Mother Teresa of Calcutta will be made a saint on Sept. 4.
Pope Francis made the announcement on Tuesday during a meeting with Catholic cardinals, which also saw four others approved for sainthood this year.
Approval from the pontiff marks the definitive stage in the path to sainthood for the Albanian nun, who became reputed globally for her charity work in India. Mother Teresa's canonization will come almost exactly 19 years after her death on Sept. 5, 1997, a relatively speedy sainthood for the Catholic Church.
Fr. Brian Kolodiejchuk, the postulator behind Mother Teresa's canonization case, welcomed the news on behalf of the Missionaries of Charity, the congregation founded by the nun. "With her canonization, the Church presents her as a model and intercessor of those who, like her, 'long to light the fire of love and peace throughout the world,'" he said.

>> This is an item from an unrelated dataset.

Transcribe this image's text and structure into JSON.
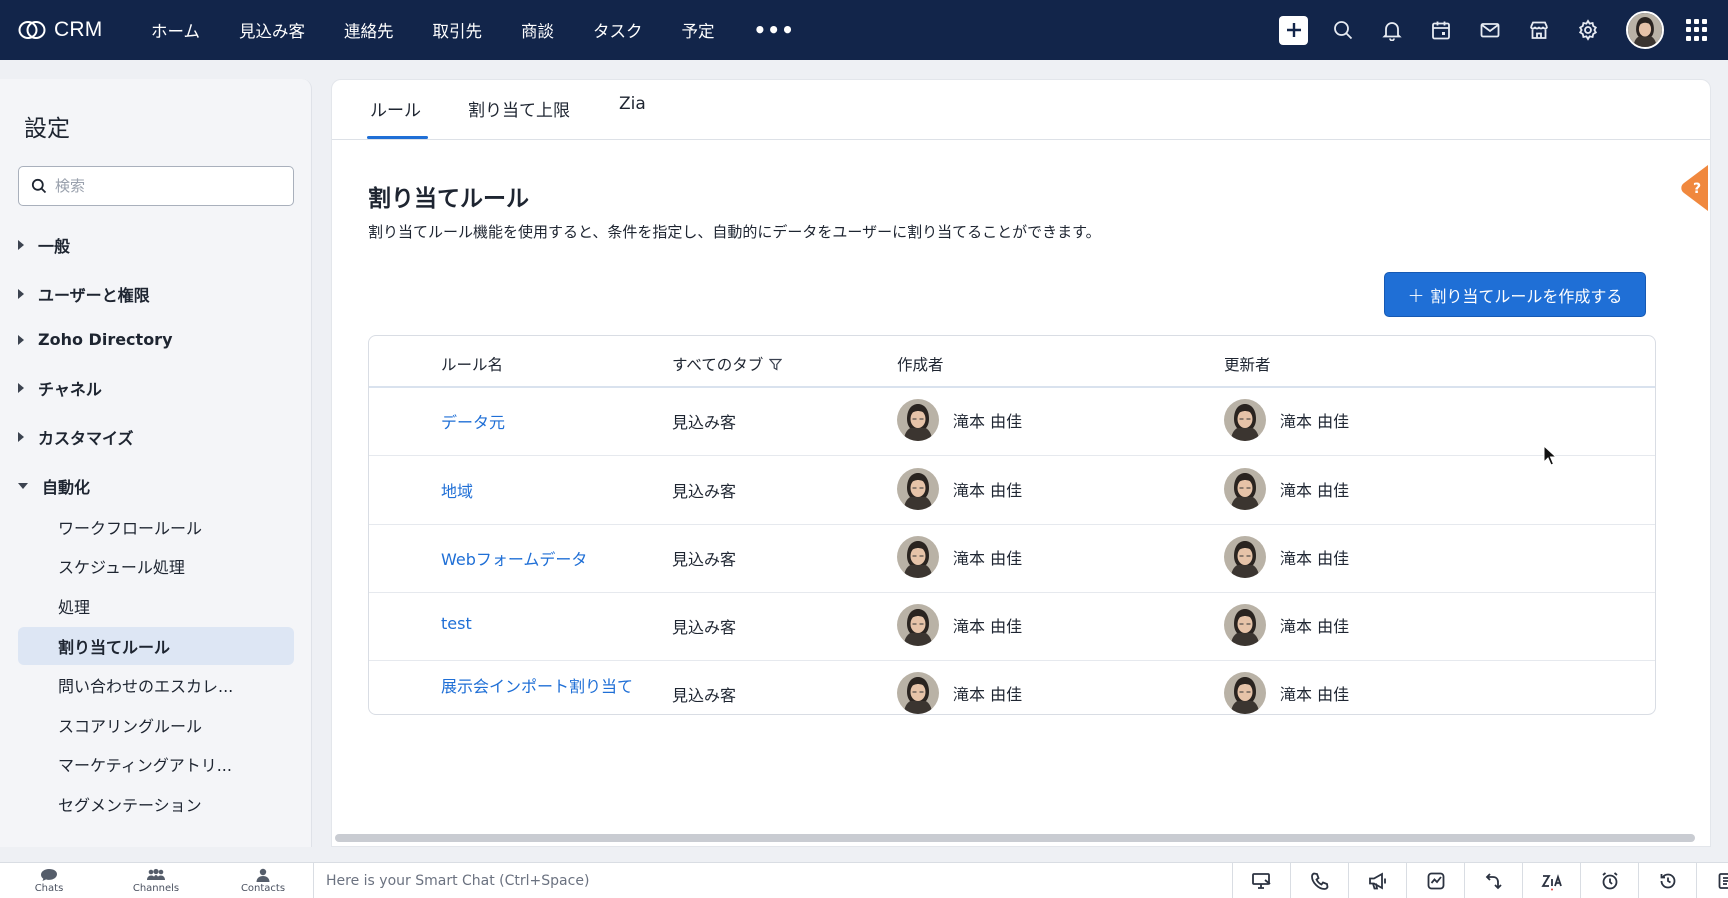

"May we all continue to live and deepen our awareness of being in need of mercy and our willingness to extend mercy in our communities, in our families and in our service of the poor," Kolodiejchuk added.
The pope's final clearance for Mother Teresa's sainthood has been anticipated since his approval in December of a miracle attributed to her, through which a Brazilian man in 2008 woke from a coma after prayers to the nun.
Francis signed the canonization decree 13 years after St. John Paul II beatified Mother Teresa -- a significant step in the sainthood process -- after attributing another miracle to her intercession.
The canonization is expected to be held at the Vatican after Francis failed to respond to an invitation from the Indian bishops' conference to hold the ceremony in that country, The Times of India reported.
High-ranking members of the Missionaries of Charity will travel to Rome for the canonization, bringing a relic of Mother Teresa's blood, while the two people healed through the two miracles are also expected to attend, the newspaper said.